The fracture design for the two wells was calculated to include a combined total of 18 fracture stages and 16 sand plugs. After the first fracture stage in each well, the well casing was flushed and the fracturing pumps shut down. Instantaneous shut down pressures, flow rates and surface treating pressures were noted. A blender hopper was loaded with 5,000 lbs. of the indicated solid material mixture and one fracturing pump closest to the blender was isolated from the fracturing manifold trailer to pump the sand plugs. The blender mixed the solid material with fracturing fluid (omitting any friction reducer or gel) achieving a 14 lb. per gallon slum; that was pumped to the wellhead at 5 to 10 barrels per minute (bpm). Other fracturing pumps were then brought online and the slurry was displaced to the well casing perforations of the first fracture stage. Relying on the calculated well bore volume up to the first stage perforations compared to the volume of fracturing fluid displacing the shiny down the well bore, pumping rate was slowed to 1 bpm when the leading edge of the slurry reached the first perforations and as the plug was set across the perforated interval, and then the pumps were shut down.

Since the fractures in the shale formation were still open during the slurry placement operation, no pressure increases were identified indicating that plugs had set solidly during placement. However, coiled tubing was then rigged-up to perforate the well casing for the next stage. Each time during the pumping of the next stage treatments, instantaneous shut down pressures, flow rates and surface treating pressures were different than had been observed during the preceding stage flushes. A higher breakdown pressure for the next stage indicated setting of the sand plug.

After completing treatment of each well bore, the sand plugs were washed out with coiled tubing and the location of each sand plug was identified within a short distance of where it was placed. That is, there was little slippage and/or compression during the fracturing stages following slurry placement and the placement calculations based on well casing volume were effective.

Although various embodiments have been shown and described, the present disclosure is not so limited and will be understood to include all such modifications and variations as would be apparent to one skilled in the art.

TABLE OF REFERENCE NUMERALS FOR FIGS. 1-3

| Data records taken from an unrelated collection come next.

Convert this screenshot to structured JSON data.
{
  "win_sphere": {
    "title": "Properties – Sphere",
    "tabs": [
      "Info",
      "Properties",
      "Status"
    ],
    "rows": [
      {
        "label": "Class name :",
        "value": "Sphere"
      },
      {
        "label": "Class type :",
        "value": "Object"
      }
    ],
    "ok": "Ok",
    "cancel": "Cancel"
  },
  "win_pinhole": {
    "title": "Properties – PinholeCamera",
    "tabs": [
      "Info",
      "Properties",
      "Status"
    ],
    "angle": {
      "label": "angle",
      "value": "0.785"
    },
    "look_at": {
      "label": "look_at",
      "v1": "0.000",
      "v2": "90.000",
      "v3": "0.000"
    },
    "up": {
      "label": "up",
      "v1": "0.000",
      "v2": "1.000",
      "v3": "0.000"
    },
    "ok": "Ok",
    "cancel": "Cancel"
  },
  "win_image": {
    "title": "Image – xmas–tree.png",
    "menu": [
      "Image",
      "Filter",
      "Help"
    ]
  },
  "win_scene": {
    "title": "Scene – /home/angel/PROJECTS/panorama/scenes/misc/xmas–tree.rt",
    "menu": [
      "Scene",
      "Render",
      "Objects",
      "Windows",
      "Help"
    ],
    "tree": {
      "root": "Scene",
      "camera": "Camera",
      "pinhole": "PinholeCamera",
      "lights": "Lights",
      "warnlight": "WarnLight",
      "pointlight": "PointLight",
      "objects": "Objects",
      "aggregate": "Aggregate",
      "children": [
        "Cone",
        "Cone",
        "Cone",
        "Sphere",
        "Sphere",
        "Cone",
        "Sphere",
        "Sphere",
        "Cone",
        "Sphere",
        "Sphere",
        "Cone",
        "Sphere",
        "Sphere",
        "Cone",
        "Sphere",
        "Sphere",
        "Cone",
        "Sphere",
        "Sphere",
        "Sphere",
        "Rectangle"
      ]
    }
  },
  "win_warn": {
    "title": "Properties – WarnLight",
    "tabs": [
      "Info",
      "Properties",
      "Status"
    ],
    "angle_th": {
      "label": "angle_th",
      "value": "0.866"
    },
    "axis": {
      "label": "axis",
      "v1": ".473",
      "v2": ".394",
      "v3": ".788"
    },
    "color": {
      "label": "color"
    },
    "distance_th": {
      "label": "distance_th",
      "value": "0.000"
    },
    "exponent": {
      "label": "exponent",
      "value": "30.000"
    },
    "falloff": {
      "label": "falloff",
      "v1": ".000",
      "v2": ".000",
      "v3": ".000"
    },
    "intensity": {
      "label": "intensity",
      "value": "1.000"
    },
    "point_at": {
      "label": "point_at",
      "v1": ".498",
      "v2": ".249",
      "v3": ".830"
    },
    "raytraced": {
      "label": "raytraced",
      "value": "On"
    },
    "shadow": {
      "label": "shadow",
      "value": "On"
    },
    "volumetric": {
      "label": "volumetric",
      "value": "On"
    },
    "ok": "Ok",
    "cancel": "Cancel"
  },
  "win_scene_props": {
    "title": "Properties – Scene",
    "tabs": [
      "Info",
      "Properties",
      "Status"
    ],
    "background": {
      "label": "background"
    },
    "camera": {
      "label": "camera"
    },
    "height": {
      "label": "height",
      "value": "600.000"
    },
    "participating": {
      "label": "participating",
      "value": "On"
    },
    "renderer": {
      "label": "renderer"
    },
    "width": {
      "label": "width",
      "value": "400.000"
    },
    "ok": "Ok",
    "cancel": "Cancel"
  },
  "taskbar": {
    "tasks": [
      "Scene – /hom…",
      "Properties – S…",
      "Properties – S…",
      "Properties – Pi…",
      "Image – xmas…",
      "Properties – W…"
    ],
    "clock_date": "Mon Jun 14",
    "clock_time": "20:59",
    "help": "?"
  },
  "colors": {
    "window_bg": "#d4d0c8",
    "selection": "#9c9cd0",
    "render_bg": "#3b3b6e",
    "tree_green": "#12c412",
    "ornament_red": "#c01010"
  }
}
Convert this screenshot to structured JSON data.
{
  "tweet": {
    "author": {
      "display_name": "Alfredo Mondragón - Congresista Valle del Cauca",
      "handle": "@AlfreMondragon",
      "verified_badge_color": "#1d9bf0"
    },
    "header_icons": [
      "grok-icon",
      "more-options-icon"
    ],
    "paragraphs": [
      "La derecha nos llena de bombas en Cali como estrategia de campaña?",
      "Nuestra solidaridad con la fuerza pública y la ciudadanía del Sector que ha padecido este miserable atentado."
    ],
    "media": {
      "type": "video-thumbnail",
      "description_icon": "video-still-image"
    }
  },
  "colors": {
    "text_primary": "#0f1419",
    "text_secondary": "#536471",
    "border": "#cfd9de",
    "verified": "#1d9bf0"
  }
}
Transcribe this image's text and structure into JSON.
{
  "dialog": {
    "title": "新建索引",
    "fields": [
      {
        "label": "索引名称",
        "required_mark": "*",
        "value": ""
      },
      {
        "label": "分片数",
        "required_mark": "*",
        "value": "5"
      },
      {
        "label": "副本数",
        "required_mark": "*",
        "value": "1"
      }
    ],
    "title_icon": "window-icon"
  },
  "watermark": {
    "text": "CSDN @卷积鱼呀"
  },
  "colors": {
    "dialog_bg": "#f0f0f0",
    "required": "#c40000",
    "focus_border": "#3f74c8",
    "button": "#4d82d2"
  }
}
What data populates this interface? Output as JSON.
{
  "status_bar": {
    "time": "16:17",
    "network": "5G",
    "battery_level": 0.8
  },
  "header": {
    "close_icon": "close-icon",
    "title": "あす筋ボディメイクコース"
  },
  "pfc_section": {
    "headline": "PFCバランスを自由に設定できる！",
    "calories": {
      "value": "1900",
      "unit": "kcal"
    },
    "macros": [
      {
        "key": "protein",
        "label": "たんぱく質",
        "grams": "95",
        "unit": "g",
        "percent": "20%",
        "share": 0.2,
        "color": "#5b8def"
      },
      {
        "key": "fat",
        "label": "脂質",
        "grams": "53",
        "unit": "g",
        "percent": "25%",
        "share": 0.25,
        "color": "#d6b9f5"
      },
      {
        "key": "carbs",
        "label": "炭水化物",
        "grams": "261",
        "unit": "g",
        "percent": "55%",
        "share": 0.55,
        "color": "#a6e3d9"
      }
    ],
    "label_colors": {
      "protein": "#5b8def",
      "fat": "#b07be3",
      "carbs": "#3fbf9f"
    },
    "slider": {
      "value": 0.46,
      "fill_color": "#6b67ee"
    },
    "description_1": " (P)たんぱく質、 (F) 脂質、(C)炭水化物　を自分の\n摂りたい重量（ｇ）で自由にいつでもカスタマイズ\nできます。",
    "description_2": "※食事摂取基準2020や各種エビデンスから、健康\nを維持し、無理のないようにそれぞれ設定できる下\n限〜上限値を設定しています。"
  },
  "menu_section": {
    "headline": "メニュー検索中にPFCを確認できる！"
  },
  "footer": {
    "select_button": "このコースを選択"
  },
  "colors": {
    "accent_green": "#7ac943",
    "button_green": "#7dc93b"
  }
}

  • 10 well casing
  • 12 plug
  • 14 well bore
  • 16 formation
  • 18 fractures
  • 20 perforations
  • 22 proppant
  • 24 flow
  • 26 slurry
  • 28 trailing edge
  • 30 gap
  • 32 trailing edge
  • 34 gap